◆ **WHAT NEEDS TO BE DONE**: Below are the records; copy out every line that holds the word "Downloads".

(Records from a collection)
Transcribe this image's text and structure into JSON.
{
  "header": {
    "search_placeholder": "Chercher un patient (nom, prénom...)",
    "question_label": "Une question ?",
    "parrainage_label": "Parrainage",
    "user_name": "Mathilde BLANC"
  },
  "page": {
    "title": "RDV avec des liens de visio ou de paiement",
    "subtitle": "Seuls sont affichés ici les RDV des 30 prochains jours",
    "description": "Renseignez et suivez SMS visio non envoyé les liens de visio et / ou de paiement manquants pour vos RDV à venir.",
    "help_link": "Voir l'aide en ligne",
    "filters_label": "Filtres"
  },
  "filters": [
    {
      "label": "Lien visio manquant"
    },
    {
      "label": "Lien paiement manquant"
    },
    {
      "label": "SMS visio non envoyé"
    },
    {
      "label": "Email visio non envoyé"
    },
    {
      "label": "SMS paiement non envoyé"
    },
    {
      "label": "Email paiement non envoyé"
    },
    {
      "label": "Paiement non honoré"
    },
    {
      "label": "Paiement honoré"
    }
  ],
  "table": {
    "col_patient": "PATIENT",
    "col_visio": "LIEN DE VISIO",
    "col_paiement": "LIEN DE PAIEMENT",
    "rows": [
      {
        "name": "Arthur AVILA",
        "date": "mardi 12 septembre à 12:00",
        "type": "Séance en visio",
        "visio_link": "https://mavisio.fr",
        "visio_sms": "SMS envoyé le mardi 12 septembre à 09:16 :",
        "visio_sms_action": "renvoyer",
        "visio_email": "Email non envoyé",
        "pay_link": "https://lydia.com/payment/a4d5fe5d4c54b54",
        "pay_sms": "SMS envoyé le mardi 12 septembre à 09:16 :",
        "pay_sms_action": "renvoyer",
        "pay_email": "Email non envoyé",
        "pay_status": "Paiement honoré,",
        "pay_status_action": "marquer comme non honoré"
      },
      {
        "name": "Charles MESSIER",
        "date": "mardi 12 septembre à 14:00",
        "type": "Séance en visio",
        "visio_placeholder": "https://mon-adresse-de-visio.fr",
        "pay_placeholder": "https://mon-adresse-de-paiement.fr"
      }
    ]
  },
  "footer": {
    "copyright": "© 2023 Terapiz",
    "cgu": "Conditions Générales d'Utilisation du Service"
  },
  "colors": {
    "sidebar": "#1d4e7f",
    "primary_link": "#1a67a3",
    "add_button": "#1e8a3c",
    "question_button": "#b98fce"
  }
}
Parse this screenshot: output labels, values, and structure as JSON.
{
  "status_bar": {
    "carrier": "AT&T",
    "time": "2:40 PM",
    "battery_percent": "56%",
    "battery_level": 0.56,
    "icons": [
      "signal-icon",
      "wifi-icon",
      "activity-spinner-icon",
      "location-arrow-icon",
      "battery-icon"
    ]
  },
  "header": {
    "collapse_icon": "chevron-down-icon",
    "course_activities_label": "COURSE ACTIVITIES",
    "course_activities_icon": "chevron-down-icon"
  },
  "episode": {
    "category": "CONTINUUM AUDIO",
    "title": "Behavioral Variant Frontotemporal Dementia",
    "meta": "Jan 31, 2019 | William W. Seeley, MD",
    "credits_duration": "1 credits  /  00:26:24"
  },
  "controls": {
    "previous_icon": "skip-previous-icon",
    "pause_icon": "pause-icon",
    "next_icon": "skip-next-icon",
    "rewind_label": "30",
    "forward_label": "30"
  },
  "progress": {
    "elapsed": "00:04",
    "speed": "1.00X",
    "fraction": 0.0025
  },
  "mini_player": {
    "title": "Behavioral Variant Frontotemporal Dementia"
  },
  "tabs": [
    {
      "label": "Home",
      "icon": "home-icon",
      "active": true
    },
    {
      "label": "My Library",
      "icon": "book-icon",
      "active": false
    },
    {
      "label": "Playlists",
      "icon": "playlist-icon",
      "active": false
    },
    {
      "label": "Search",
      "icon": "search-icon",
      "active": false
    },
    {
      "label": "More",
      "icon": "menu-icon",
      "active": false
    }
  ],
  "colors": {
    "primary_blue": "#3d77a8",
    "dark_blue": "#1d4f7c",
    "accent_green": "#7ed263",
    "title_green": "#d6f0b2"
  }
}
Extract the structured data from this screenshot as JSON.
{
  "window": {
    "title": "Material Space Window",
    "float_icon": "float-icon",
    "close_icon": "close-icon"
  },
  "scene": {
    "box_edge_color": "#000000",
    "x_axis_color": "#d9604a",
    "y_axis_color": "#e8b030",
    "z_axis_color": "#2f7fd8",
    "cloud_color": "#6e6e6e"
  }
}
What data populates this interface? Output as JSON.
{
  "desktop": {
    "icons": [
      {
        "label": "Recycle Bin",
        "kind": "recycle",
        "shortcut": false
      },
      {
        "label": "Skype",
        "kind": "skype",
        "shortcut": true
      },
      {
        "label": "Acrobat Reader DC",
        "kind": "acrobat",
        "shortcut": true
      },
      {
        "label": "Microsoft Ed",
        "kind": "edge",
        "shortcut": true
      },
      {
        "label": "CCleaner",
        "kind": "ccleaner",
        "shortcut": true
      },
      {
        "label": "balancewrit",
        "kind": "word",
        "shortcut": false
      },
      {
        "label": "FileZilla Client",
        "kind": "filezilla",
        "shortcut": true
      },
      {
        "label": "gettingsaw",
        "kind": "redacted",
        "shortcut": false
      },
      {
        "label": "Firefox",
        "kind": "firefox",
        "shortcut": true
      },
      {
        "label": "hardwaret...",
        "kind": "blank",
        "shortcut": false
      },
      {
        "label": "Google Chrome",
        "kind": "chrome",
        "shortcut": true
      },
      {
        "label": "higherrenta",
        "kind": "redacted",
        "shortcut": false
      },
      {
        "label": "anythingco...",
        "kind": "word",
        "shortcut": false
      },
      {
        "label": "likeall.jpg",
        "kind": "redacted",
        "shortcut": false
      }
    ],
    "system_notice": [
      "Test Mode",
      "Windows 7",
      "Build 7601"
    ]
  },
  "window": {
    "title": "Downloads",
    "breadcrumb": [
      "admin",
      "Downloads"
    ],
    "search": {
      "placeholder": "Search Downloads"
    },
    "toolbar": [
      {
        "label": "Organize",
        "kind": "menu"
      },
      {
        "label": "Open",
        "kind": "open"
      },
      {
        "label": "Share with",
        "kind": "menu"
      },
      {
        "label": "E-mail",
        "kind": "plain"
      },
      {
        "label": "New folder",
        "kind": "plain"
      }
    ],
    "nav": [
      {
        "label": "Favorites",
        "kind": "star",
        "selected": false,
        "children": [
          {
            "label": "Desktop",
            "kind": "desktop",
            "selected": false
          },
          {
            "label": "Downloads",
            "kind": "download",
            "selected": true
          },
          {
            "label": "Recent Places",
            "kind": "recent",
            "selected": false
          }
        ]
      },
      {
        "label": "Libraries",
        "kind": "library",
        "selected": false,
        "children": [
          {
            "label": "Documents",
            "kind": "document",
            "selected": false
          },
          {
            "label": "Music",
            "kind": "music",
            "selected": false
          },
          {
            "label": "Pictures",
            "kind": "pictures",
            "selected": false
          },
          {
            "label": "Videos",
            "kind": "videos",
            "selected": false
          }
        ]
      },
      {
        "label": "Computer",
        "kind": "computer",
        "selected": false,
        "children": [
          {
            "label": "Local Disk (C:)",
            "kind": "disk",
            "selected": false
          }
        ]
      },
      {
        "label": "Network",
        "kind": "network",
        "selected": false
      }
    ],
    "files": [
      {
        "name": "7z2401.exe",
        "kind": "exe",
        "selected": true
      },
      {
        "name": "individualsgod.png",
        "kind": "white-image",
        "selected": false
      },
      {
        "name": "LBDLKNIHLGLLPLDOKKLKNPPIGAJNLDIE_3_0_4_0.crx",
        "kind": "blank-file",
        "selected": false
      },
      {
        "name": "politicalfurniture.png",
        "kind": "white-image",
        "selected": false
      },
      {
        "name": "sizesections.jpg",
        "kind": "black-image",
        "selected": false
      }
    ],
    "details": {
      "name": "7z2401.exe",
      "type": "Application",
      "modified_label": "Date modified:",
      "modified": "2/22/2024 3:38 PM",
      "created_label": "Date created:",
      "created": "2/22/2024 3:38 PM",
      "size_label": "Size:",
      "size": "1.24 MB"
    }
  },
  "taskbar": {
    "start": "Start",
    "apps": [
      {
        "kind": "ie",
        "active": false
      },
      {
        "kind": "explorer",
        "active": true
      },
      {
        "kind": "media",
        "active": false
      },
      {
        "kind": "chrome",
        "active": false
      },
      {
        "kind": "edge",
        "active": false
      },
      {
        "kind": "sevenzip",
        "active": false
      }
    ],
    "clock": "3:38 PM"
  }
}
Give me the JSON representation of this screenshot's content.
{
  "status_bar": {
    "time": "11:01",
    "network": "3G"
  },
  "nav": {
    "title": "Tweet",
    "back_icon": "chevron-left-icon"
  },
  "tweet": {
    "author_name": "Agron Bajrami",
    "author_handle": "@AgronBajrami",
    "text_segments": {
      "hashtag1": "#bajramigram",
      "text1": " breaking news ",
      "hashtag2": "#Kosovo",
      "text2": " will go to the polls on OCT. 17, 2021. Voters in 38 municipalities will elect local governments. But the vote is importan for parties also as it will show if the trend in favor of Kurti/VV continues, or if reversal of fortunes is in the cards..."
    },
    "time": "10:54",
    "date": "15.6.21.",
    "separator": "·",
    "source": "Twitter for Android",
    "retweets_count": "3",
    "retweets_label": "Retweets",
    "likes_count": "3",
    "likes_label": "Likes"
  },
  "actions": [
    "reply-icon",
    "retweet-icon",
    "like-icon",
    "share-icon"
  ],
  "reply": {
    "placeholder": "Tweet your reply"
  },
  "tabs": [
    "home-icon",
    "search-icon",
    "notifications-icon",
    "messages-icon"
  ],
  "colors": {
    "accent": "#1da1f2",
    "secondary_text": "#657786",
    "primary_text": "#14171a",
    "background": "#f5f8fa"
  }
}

◆ **TASK ANSWER**:
    "title": "Downloads",
      "Downloads"
      "placeholder": "Search Downloads"
            "label": "Downloads",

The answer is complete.